Tired of repetitive coding for tasks such as generating web site breadcrumbs? PHP 5 provides a number of interesting ways to reuse your code so you can let the boring stuff take care of itself. This eight-part series will show you how to create helpers to take care of repetitive tasks and free up your precious coding time for the real challenges.
When it comes to speeding up the development of web applications, experienced PHP programmers tend to be rather lazy, and I'm not using that adjective with a negative connotation. Popular concepts like "don't reinvent the wheel" and DRY (short for "don't repeat yourself") help developers avoid creating PHP programs from scratch, while maintaining a high level of control over how their logic is implemented.
Naturally, as you may have guessed, the most direct and simplest application of these concepts is code reuse. This concept can be applied through a variety of custom and third-party libraries, packaged in the form of classes or functions, or a combination of both.
Undoubtedly, the ultimate implementation of code reuse is a full-featured framework. Such frameworks provide developers with a set of well-trusted classes, modules, plug-ins and helpers that permit them to build complex web-based programs very quickly and without suffering premature hair loss.
But, wait a minute! If you reread the previous sentence, you'll notice that I subtly introduced the term "helpers." What are they? Well, if you still haven't coded one on your own, helpers are usually small blocks of reusable code that help programmers to perform certain repetitive tasks.
A helper usually can be structured as one single class or as a set of functions, and the things it does generally aren't as complex as those done by a full-blown library. Common tasks that must be performed over and over again with different projects, such as building portions of a URL, generating web site breadcrumbs and formatting chunks of text, are typical functions of helpers, to cite just a few illustrative examples.

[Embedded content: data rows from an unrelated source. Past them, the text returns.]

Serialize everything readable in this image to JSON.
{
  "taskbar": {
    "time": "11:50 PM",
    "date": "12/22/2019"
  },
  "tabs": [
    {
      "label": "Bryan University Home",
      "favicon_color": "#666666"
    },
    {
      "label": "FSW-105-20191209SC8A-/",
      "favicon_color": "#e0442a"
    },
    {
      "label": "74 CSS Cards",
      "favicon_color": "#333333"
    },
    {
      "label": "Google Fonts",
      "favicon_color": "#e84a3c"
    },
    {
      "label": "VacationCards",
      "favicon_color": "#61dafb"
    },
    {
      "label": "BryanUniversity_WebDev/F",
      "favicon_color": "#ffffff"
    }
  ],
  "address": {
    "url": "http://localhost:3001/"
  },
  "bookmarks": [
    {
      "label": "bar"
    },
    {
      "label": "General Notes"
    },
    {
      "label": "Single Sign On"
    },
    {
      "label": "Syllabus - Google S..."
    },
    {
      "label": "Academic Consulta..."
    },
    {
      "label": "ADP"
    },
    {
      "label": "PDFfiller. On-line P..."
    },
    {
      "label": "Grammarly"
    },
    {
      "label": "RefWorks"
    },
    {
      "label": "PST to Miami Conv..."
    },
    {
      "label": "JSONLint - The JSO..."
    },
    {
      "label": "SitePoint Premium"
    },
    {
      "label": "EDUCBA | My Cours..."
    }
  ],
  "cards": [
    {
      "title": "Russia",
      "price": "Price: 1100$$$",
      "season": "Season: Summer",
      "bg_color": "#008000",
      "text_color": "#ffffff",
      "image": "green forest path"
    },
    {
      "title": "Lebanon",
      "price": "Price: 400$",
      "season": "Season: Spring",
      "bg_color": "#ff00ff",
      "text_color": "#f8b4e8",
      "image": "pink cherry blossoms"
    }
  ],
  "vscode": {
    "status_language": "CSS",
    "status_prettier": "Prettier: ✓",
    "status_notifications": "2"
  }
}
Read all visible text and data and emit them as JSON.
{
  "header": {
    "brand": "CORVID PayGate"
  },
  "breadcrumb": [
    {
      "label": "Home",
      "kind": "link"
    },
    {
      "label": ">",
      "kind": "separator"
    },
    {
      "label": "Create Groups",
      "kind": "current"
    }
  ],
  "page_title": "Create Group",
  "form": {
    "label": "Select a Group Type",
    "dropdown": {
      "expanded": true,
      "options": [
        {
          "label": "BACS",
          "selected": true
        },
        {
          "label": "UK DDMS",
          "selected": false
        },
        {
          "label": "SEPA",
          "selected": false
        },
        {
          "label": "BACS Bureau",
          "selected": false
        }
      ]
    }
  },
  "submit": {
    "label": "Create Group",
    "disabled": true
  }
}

Despite its seeming simplicity, building helpers can be a pretty challenging process, particularly for beginners whom are just starting to implement the object-oriented paradigm in PHP 5. So, in this series of articles, I'm going to introduce you as gently as possible to creating different types of helpers, which hopefully will make you understand the basis of this process and encourage you to create your own.
Now, it's time to get rid of the boring theory and start learning how to build helpers with PHP 5. Let's begin right away!